Records for the task -

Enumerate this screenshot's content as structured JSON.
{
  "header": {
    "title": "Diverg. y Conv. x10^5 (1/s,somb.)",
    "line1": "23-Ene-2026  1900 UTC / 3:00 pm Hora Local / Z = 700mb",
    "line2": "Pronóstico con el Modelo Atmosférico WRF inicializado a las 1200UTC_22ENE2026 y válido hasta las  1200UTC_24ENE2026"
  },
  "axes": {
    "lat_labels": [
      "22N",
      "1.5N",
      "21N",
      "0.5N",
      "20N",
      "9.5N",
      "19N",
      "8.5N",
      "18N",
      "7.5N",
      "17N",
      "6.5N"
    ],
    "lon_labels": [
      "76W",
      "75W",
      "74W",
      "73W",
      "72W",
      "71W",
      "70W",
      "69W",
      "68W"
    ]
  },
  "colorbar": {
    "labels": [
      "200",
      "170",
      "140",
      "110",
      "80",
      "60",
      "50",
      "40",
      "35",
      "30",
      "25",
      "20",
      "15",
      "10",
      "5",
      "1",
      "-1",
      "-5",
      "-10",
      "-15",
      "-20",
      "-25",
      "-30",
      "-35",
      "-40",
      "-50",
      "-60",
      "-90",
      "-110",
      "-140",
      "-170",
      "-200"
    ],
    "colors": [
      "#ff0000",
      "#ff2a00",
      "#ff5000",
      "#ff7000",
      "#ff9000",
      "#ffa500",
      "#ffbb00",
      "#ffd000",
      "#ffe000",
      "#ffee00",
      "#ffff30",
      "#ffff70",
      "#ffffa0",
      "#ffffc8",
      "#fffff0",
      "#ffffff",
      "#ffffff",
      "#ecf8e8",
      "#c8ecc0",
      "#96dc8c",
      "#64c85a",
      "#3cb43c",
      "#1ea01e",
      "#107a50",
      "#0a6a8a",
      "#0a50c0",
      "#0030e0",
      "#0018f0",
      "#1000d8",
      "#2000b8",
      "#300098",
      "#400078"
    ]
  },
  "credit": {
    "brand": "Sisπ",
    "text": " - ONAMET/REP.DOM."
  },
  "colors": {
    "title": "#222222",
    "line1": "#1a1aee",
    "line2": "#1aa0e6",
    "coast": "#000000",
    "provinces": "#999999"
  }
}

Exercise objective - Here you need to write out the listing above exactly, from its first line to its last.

Answer box -
Enumerate this screenshot's content as structured JSON.
{
  "header": {
    "title": "Diverg. y Conv. x10^5 (1/s,somb.)",
    "line1": "23-Ene-2026  1900 UTC / 3:00 pm Hora Local / Z = 700mb",
    "line2": "Pronóstico con el Modelo Atmosférico WRF inicializado a las 1200UTC_22ENE2026 y válido hasta las  1200UTC_24ENE2026"
  },
  "axes": {
    "lat_labels": [
      "22N",
      "1.5N",
      "21N",
      "0.5N",
      "20N",
      "9.5N",
      "19N",
      "8.5N",
      "18N",
      "7.5N",
      "17N",
      "6.5N"
    ],
    "lon_labels": [
      "76W",
      "75W",
      "74W",
      "73W",
      "72W",
      "71W",
      "70W",
      "69W",
      "68W"
    ]
  },
  "colorbar": {
    "labels": [
      "200",
      "170",
      "140",
      "110",
      "80",
      "60",
      "50",
      "40",
      "35",
      "30",
      "25",
      "20",
      "15",
      "10",
      "5",
      "1",
      "-1",
      "-5",
      "-10",
      "-15",
      "-20",
      "-25",
      "-30",
      "-35",
      "-40",
      "-50",
      "-60",
      "-90",
      "-110",
      "-140",
      "-170",
      "-200"
    ],
    "colors": [
      "#ff0000",
      "#ff2a00",
      "#ff5000",
      "#ff7000",
      "#ff9000",
      "#ffa500",
      "#ffbb00",
      "#ffd000",
      "#ffe000",
      "#ffee00",
      "#ffff30",
      "#ffff70",
      "#ffffa0",
      "#ffffc8",
      "#fffff0",
      "#ffffff",
      "#ffffff",
      "#ecf8e8",
      "#c8ecc0",
      "#96dc8c",
      "#64c85a",
      "#3cb43c",
      "#1ea01e",
      "#107a50",
      "#0a6a8a",
      "#0a50c0",
      "#0030e0",
      "#0018f0",
      "#1000d8",
      "#2000b8",
      "#300098",
      "#400078"
    ]
  },
  "credit": {
    "brand": "Sisπ",
    "text": " - ONAMET/REP.DOM."
  },
  "colors": {
    "title": "#222222",
    "line1": "#1a1aee",
    "line2": "#1aa0e6",
    "coast": "#000000",
    "provinces": "#999999"
  }
}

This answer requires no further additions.